Comparison of EEG Recordings During Guided and Self-paced Button-Press Tasks


  • Sebastjan Kramar University of Ljubljana


Brain-computer interfaces (BCIs) are systems that enable direct communication between the brain and external devices by translating neural activity into commands. These systems hold immense potential in neurorehabilitation, assistive technology, and communication [1]. To enhance BCI design and performance, it is crucial to understand the neural mechanisms that differentiate voluntary movements from externally triggered ones. Electroencephalography (EEG) is a commonly used non-invasive method for measuring brain signals in BCIs due to its high temporal resolution and relative ease of use.

The purpose of this study is to compare and predict EEG recordings obtained during two distinct button-press tasks: a guided task and a self-paced task. The study, aims to contribute to the understanding of differences between stimulus-driven and spontaneous actions in the field of BCIs, and with that validate or invalidate the use of externally triggered tasks in BCI system development. Participants are required to complete two tasks while wearing an EEG cap. In the self-paced task, participants are instructed to press a simple button whenever they want to for seven minutes. In the guided task, participants observe a screen and are required to press the button each time a visual stimulus (a screen flash) occurs at irregular intervals ranging from 5 to 7 seconds. Both tasks are repeated for each hand.

Moreover, using machine learning models, the study aims to predict button-press events based on the obtained EEG data. The collected EEG signals will undergo preprocessing, including artifact removal, filtering, and segmentation, to isolate event-related potentials (ERPs) and relevant features for analysis. Using the data we intend to train machine learning classifiers (e.g., support vector machines, random forests, or neural networks) to distinguish between guided and self-paced button presses and predict button-press events.

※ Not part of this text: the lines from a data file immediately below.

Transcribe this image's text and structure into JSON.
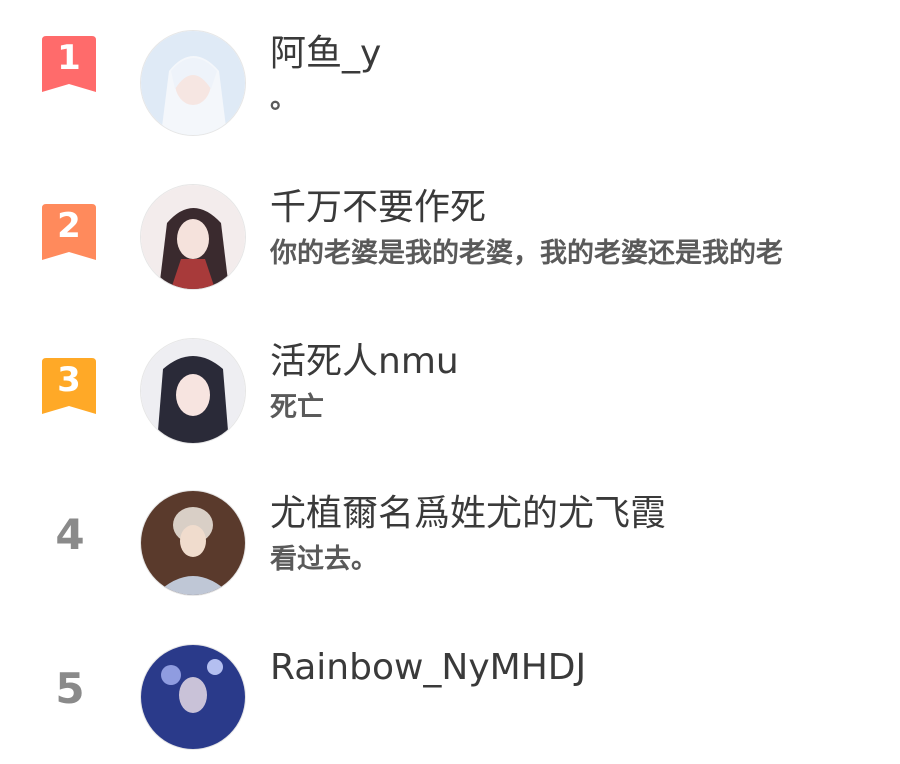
{
  "ranking": [
    {
      "rank": "1",
      "name": "阿鱼_y",
      "signature": "。",
      "badge_color": "#ff6b6b"
    },
    {
      "rank": "2",
      "name": "千万不要作死",
      "signature": "你的老婆是我的老婆，我的老婆还是我的老",
      "badge_color": "#ff8a5c"
    },
    {
      "rank": "3",
      "name": "活死人nmu",
      "signature": "死亡",
      "badge_color": "#ffa927"
    },
    {
      "rank": "4",
      "name": "尤植爾名爲姓尤的尤飞霞",
      "signature": "看过去。"
    },
    {
      "rank": "5",
      "name": "Rainbow_NyMHDJ",
      "signature": ""
    }
  ]
}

The study will compare EEG patterns across guided and self-paced tasks, identifying neural correlates that distinguish spontaneous from stimulus-driven motor actions. Preliminary expectations are that guided actions will show more pronounced, time-locked ERPs, while self-paced actions may exhibit anticipatory motor potentials like the readiness potential. This comparison will enhance understanding of the neural mechanisms underlying voluntary and externally triggered movements and inform the development of BCIs. The predictive modeling will demonstrate the feasibility of forecasting motor intentions using EEG, which will further validate the use of predictive modeling in the context of neurorehabilitation and assistive technology.

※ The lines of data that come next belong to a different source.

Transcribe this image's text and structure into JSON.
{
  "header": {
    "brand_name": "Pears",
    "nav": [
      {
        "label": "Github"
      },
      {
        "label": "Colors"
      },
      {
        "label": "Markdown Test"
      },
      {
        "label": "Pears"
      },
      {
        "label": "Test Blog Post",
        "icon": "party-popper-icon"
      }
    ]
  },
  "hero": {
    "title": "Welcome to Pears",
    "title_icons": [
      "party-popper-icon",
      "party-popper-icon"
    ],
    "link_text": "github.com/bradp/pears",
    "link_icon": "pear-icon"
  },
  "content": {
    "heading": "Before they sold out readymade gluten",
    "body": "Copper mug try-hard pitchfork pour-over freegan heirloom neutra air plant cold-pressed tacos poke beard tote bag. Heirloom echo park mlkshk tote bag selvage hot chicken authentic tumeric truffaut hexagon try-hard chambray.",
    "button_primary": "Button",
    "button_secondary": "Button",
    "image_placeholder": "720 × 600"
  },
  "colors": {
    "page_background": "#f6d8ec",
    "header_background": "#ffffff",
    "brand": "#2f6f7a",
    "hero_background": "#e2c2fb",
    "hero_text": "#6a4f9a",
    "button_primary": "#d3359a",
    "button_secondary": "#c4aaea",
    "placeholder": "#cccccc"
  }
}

[1] U. Chaudhary, N. Birbaumer, and A. Ramos-Murguialday, “Brain–computer interfaces for communication and Rehabilitation,” Nature Reviews Neurology, vol. 12, no. 9, pp. 513–525, Aug. 2016. doi:10.1038/nrneurol.2016.113